Picture this: you are sitting at your desk working on an illustration, minding your own business, and someone asks you to show them what you’re working on. So, hesitantly, you do. They stare at your work for a few seconds but it feels like 10 minutes, then they look up and you see it - the outrage in their eyers. “You call yourself an artist?” the ask scathingly. “Why did you even bother? You clearly don’t know what you’re doing! This is an insult to actual artists everywhere! HOW DARE YOU?!” Then they storm off , righteously offended on behalf of all artists everywhere, and you sit there, resigned. You knew it, after all. You don’t disagree. What were you even thinking trying to create anything?
That, in a nutshell, is how imposter syndrome works.
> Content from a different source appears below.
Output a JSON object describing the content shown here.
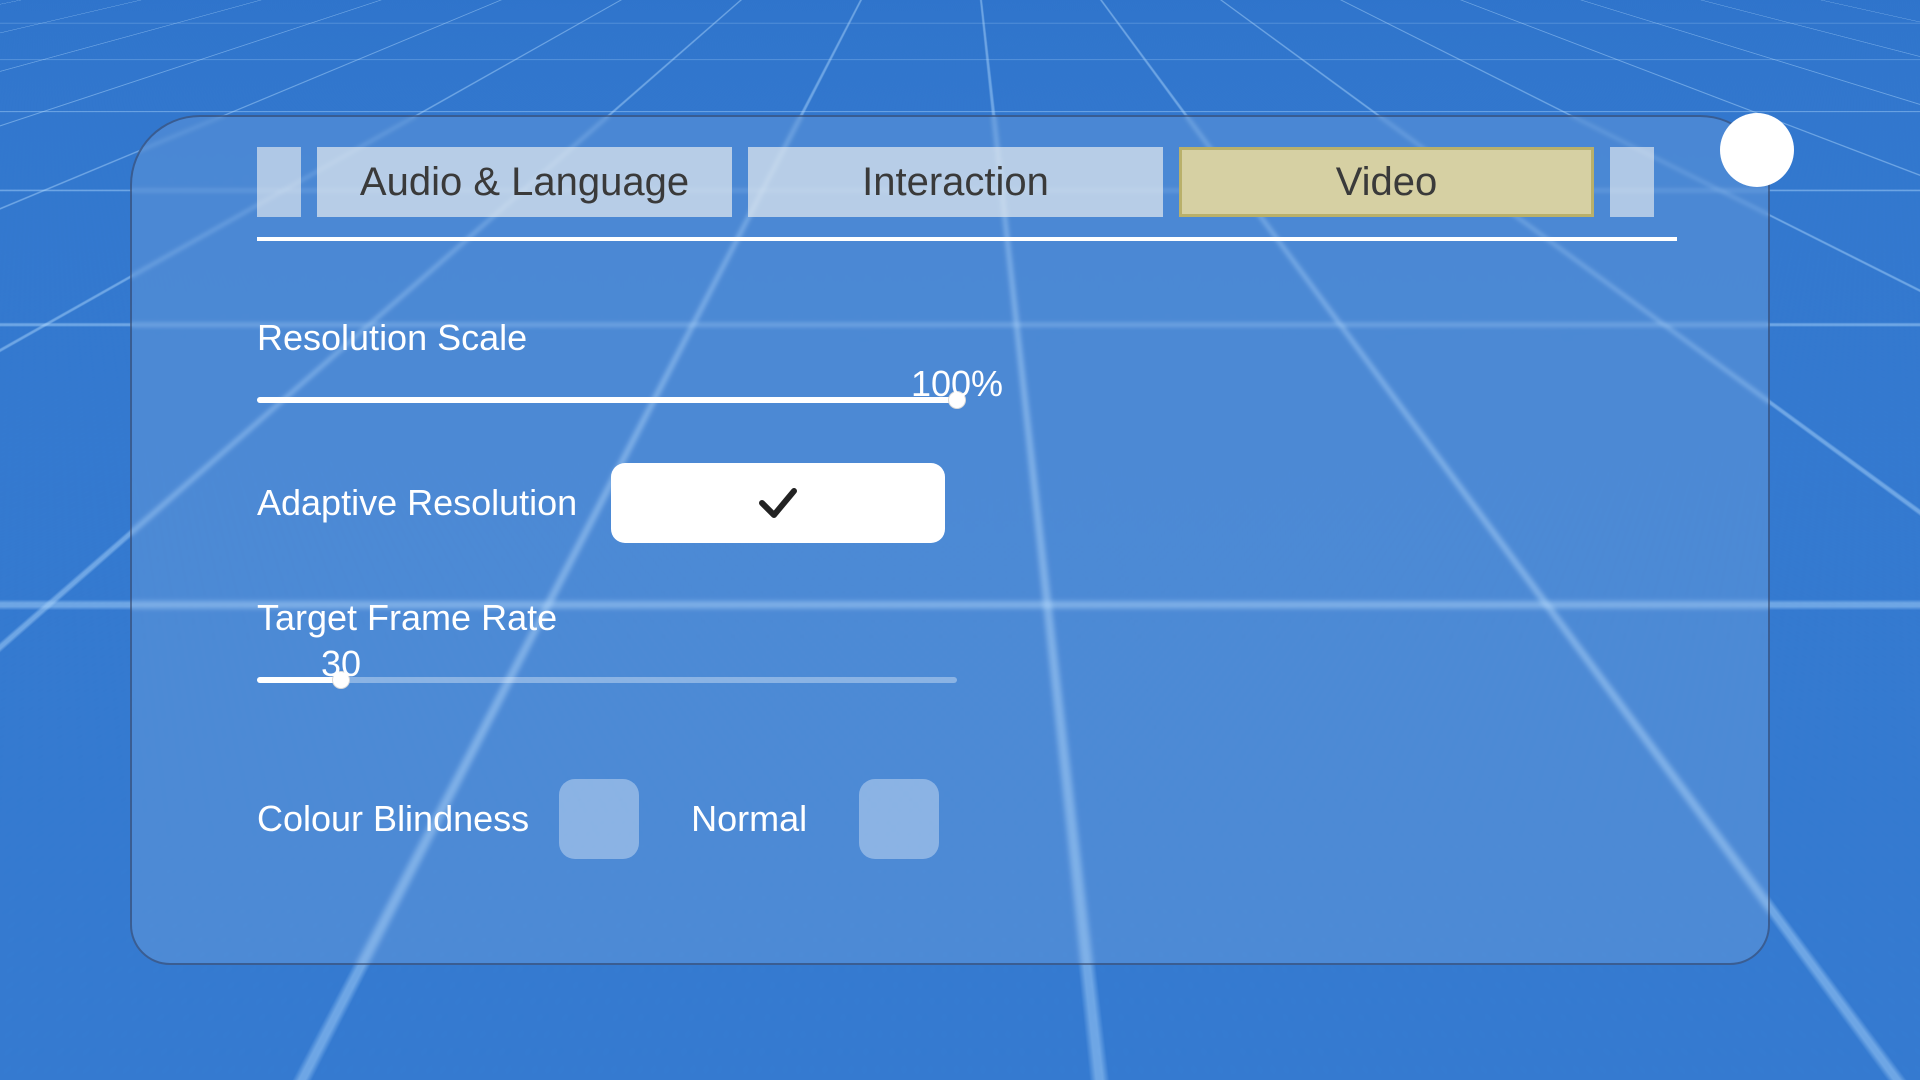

According to the Harvard Business Review, Imposter Syndrome can be defined as “a collection of feelings of inadequacy that persist despite evident success. 'Imposters' suffer from chronic self-doubt and a sense of intellectual fraudulence that override any feelings of success or external proof of their competence.”
I think the worst thing about imposter syndrome is that it’s only ever people who are genuinely talented and good at what they do that suffer from it. I read something once that the reason creative people can be so hard on themselves is because they have good taste and they are measuring their work against the standard of their taste. Which is great in the long run, like “wow, look how far I’ve come” but it’s kind of ridiculous when you’re just getting started.
If I reflect on how Imposter Syndrome impacts me, I realise that I tend to under value my contribution and then attribute people’s praise to their own niceness. Or when I get some kind of reward for my work that’s truthfully quite subpar, I reason that that’s what I deserve and I should be grateful. Like I didn’t actually put in the work.
I don’t know if I’ll ever be completely cured from imposter syndrome, but here’s what I’ve found helps me overcome it in a small way everyday:
Do it more. Logic says the more you do something, the better you get at it. So logically, even if my work doesn’t measure up to my taste, it’s still better than the first time I did it AND I’ve honed more skills which makes me feel good about it.
Share your work. Be open to criticism. This helps you not be so precious about what you do, but more importantly, constructive criticism helps you improve. The more open you are to criticism, the less likely you’ll be afraid of being “called out” as a fraud.
Dare to fail greatly. Theodore Roosevelt put it best “The credit belongs to the man who is actually in the arena…who at the best knows in the end the triumph of high achievement, and who at the worst, if he fails, at least fails while daring greatly.” Get used to the idea that you might not get it right on the first time. That you may not even get it right on the second try. However, celebrate the fact that you’re doing it in spite of that.
Practice enjoying your work. Learn to love your work without external validation. Focus on parts that you love even if the total picture didn’t come out exactly the way you wanted to. For instance, the colours you used, the theme, the new technique you learned could be good things to focus on and enjoy about your work.
Don’t be so hard on yourself. Get rid of the idea of what someone who does what you do should be like. Entertain the idea that you might create an entirely new way of doing things that is unlike anybody else’s method but works for you and that it’s fine. There are 1000 and 1 ways to do something, don’t drive yourself mad trying to do it how you think it should be done.
Get over yourself. No really. The earth’s rotational axis is not dependant on what you create. It’s not that deep. So, if you mess up, no one’s going to die. And if you excel, no one’s going to throw a parade in your honour either. Nobody needs you to be perfect. You don’t need to be perfect. You just need to do the work.
So those are a few of my thoughts on imposter syndrome. Do you suffer from it? What helps you over it?